Platea, located in a converted cinema, has restaurants, bars and stalls overseen by three chefs who boast six Michelin stars among them. A hip new addition to the city’s foodie scene is Mercado San Ildefonso, with 18 stalls and bars spread across three floors. 

Tour operators should start planning ahead for next year’s Madrid Fusion Summit, which will turn Spain’s capital city into the world’s gastronomic capital. It has been held every year in January since 2003. 

San Sebastian Gastronomika
San Sebastian Gastronomika (Photo by CC Flickr/Queseria la Antigua de Fuentesauco: bit.ly/2oRr8ns)

If Barcelona is your group’s destination, book them on the Barcelona Gourmet Food Tour.

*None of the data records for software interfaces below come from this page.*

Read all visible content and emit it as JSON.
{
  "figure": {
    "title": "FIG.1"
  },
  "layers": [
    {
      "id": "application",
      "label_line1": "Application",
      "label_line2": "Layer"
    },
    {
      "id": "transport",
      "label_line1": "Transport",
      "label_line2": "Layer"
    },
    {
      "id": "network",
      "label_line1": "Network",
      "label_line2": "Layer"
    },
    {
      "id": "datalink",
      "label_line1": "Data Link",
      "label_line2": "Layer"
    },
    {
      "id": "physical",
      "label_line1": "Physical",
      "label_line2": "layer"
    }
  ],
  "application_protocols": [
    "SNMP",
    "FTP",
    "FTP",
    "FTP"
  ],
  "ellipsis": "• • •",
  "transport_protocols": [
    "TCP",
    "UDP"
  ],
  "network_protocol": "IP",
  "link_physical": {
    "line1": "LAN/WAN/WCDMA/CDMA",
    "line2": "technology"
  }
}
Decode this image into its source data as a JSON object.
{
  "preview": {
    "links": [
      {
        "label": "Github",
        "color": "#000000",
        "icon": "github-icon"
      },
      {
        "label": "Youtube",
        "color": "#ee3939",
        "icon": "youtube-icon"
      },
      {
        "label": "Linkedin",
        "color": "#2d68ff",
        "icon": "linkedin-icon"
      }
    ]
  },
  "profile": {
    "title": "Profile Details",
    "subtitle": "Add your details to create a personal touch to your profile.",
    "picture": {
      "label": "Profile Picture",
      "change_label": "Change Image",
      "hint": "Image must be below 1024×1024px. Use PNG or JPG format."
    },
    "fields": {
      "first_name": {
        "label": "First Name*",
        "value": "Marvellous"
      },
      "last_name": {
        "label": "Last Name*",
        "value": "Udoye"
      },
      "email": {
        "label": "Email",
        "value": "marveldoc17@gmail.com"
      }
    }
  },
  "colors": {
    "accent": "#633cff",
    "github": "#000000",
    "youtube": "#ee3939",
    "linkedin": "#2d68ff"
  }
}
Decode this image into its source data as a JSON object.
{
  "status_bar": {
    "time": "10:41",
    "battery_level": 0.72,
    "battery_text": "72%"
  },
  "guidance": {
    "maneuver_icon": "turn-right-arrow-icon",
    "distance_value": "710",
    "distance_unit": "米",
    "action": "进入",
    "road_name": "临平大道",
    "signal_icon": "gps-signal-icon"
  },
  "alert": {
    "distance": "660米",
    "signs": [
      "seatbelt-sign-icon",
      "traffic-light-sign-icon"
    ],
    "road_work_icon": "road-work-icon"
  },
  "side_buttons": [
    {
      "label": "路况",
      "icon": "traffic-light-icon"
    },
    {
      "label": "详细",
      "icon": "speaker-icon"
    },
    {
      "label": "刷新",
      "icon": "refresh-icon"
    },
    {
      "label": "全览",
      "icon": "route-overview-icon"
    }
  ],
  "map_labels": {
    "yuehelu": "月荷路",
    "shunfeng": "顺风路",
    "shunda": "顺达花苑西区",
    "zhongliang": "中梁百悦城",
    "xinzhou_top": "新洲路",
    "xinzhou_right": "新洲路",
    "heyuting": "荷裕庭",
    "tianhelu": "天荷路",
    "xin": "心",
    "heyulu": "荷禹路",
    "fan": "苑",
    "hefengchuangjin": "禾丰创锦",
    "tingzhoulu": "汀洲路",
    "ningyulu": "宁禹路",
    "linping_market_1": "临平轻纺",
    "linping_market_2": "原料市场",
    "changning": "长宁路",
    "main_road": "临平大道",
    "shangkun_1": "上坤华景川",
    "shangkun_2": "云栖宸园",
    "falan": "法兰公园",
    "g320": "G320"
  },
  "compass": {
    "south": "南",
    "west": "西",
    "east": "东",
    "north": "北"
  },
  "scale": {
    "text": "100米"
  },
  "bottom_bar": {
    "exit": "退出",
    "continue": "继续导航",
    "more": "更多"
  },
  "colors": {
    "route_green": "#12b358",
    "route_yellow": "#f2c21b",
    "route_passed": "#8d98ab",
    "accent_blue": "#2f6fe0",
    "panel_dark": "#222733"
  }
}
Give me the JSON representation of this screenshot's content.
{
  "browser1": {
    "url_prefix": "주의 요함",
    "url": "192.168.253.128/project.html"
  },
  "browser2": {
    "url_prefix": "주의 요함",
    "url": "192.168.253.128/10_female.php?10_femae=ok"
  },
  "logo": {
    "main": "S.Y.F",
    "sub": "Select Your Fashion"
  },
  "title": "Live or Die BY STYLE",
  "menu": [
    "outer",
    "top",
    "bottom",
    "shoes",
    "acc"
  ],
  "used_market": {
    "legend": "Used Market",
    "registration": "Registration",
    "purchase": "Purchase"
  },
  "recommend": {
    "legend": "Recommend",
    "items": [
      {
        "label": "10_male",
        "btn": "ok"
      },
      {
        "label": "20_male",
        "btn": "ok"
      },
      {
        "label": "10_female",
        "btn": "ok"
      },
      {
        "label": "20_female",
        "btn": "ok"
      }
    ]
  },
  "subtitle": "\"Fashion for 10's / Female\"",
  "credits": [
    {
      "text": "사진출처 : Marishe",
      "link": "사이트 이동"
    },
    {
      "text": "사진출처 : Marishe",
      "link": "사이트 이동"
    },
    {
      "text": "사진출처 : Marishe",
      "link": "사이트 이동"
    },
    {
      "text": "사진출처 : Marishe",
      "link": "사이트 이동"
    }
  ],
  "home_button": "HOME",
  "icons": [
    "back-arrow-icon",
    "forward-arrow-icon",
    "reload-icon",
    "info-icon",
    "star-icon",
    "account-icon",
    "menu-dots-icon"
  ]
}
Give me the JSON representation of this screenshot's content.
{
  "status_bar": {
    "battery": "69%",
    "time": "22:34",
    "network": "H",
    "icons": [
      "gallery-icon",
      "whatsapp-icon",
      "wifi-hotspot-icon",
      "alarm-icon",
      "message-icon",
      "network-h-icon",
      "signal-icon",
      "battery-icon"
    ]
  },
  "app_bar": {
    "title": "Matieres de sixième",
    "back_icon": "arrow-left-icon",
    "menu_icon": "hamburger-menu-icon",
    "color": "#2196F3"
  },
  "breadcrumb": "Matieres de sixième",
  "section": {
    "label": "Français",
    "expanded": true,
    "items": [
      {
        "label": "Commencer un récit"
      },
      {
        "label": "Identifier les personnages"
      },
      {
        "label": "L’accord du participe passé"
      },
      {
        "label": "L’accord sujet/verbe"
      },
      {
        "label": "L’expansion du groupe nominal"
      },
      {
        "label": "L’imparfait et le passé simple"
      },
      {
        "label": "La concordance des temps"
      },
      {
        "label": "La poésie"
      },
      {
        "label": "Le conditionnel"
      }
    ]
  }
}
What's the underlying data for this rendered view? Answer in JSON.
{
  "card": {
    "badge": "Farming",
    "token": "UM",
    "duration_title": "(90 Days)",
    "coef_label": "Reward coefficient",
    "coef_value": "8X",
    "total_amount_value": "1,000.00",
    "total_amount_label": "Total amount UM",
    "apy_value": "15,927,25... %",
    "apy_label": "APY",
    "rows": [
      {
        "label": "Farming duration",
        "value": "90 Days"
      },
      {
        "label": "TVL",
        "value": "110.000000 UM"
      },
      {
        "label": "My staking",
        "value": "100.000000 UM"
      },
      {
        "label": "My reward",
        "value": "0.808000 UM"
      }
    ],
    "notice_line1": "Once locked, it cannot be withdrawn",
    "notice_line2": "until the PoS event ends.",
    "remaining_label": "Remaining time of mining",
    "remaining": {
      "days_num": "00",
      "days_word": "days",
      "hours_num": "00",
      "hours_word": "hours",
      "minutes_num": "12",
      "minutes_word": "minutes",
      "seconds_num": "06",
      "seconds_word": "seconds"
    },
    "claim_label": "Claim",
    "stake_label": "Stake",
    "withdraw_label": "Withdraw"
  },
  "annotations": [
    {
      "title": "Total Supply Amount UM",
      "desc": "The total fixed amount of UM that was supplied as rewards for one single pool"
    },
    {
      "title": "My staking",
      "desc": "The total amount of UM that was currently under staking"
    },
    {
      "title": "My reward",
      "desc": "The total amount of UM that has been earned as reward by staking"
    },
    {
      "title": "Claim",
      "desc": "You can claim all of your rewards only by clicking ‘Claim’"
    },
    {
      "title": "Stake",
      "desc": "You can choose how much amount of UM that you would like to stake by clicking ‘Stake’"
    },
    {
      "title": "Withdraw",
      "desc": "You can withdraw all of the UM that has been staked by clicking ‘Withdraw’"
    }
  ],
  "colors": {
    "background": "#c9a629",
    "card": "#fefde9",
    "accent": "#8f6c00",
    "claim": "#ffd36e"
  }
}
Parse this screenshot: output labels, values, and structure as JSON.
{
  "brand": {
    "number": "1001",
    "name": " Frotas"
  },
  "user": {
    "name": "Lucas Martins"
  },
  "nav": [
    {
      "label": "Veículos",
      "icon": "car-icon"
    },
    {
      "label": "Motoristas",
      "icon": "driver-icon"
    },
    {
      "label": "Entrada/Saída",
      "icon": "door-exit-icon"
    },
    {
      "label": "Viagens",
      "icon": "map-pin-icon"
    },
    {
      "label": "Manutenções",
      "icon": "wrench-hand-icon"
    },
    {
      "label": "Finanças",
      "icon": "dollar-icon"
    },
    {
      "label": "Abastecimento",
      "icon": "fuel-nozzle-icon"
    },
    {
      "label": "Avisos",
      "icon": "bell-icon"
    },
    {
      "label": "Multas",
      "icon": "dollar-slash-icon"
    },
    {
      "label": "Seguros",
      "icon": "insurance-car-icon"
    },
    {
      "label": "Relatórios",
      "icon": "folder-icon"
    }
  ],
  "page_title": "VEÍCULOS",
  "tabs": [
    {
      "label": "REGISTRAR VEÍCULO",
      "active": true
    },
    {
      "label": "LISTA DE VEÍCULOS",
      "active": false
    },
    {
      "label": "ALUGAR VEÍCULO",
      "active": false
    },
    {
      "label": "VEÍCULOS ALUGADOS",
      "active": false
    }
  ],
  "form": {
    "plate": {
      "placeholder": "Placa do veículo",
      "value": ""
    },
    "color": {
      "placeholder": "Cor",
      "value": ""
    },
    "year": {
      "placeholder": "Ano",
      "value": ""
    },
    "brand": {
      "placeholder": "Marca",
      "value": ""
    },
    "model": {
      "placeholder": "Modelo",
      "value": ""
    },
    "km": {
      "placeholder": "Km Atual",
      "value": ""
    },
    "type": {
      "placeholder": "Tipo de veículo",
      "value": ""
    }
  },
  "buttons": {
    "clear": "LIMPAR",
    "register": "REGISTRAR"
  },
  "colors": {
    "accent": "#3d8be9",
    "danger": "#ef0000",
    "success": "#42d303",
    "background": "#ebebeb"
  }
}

You can join an expert guide on a walking tour of the back streets and narrow alleys of historical districts such as the Gothic Quarter, El Born and the Barceloneta, while tasting dishes ranging from a typical Catalan appetizer to a seafood-rich paella or prime beef from Spain’s northern provinces. 

With San Sebastian as its epicenter, the Basque Country in northern Spain is often referred to as “Michelin Star Heaven,” the result of nearly 40 restaurants with the coveted stars. Couple that with the area’s La Rioja wine region and you have what is often described as one of the world’s best gastronomic destinations. 

Food festivals naturally play an important role in Spain. This year’s 20th annual Gastronomika will be held in San Sebastian from October 7 to 10 and will focus on all things culinary—from tastings to interactive presentations by top national and international chefs. 

You won’t want to miss introducing your group to Spain’s national drink, sherry. From Seville, take a day trip to Jerez, famous for its fortified sherry wines. You can visit wineries where the old traditions have been maintained and production methods haven’t changed for centuries. 

For more information, contact Elisa Sainz of the Tourist Office of Spain or go to spain.info.

Top photo: Calistoga's Harvest Table (Napa, California)
Photo by Tim Carl